▸ Exercise aim
Every line with "JSON" in it should be copied from the data.

▸ Material provided
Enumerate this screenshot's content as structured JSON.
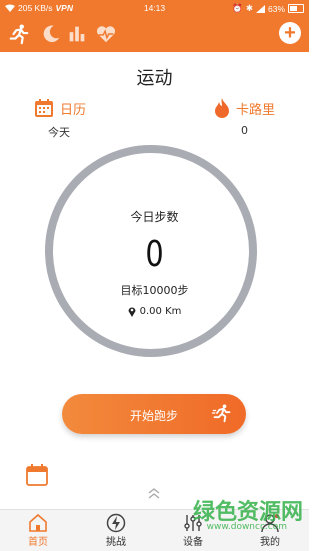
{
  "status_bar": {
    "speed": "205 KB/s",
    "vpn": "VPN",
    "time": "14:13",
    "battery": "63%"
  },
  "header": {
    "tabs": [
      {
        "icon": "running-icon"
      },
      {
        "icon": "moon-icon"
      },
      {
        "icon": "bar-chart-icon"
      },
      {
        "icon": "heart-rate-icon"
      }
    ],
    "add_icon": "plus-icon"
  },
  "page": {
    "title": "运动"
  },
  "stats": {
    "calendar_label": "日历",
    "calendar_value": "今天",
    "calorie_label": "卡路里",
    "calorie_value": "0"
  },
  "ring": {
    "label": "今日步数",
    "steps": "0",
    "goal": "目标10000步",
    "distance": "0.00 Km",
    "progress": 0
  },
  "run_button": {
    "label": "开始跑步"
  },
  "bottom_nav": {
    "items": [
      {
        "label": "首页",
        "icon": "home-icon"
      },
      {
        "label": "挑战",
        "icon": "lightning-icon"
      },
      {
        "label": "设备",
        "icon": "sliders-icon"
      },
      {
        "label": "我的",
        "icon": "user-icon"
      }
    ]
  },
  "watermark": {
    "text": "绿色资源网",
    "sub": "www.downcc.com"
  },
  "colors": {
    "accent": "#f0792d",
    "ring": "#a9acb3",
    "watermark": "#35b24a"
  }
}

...

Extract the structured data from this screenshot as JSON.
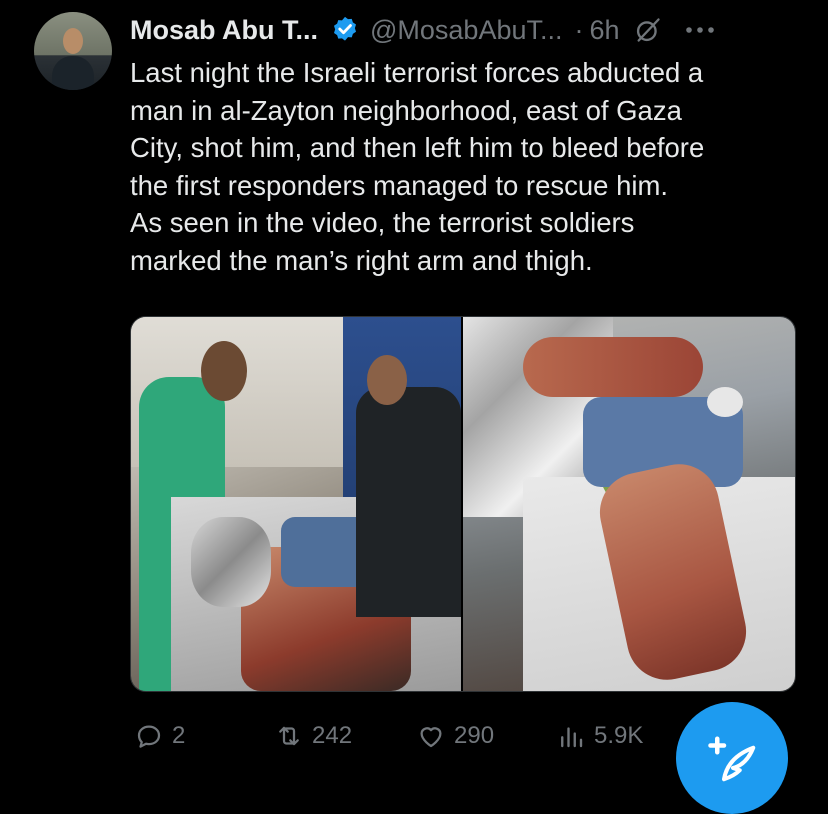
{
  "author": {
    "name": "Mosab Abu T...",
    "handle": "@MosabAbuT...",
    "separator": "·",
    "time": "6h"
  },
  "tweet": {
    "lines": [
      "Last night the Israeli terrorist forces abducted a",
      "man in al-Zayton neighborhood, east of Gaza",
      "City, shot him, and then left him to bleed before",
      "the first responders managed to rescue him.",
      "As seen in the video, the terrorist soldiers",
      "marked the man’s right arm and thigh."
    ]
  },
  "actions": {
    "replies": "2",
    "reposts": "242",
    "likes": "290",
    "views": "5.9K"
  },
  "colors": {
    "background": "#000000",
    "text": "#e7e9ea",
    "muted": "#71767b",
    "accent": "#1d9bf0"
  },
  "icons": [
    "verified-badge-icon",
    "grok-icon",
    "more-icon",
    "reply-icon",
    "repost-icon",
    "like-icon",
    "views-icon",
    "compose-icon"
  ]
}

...

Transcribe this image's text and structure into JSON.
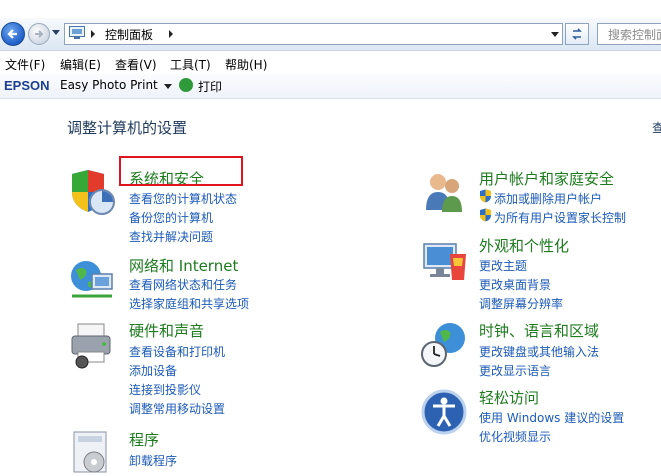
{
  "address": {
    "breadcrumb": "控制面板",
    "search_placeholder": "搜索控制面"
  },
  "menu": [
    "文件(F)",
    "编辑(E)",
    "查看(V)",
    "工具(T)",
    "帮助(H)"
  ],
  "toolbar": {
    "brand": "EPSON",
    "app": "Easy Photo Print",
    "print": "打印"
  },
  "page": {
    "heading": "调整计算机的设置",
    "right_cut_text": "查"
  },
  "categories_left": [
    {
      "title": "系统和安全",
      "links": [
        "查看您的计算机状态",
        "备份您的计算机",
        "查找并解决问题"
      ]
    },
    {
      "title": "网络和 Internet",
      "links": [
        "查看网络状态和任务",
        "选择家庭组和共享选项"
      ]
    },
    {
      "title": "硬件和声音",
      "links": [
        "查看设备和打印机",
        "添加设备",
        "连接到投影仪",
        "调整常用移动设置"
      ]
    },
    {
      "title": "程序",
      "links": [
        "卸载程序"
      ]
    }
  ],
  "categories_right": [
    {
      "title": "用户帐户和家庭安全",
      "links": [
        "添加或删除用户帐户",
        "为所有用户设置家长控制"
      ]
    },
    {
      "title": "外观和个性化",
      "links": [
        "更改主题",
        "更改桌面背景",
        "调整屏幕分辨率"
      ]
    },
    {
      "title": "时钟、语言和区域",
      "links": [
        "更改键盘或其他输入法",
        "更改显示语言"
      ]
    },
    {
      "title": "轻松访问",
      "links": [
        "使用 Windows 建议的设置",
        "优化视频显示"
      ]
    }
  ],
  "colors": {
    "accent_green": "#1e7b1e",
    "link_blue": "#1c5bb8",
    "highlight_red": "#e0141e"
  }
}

▸ Solution for this exercise
Enumerate this screenshot's content as structured JSON.
Extract the structured data from this screenshot as JSON.
Transcribe this image's text and structure into JSON.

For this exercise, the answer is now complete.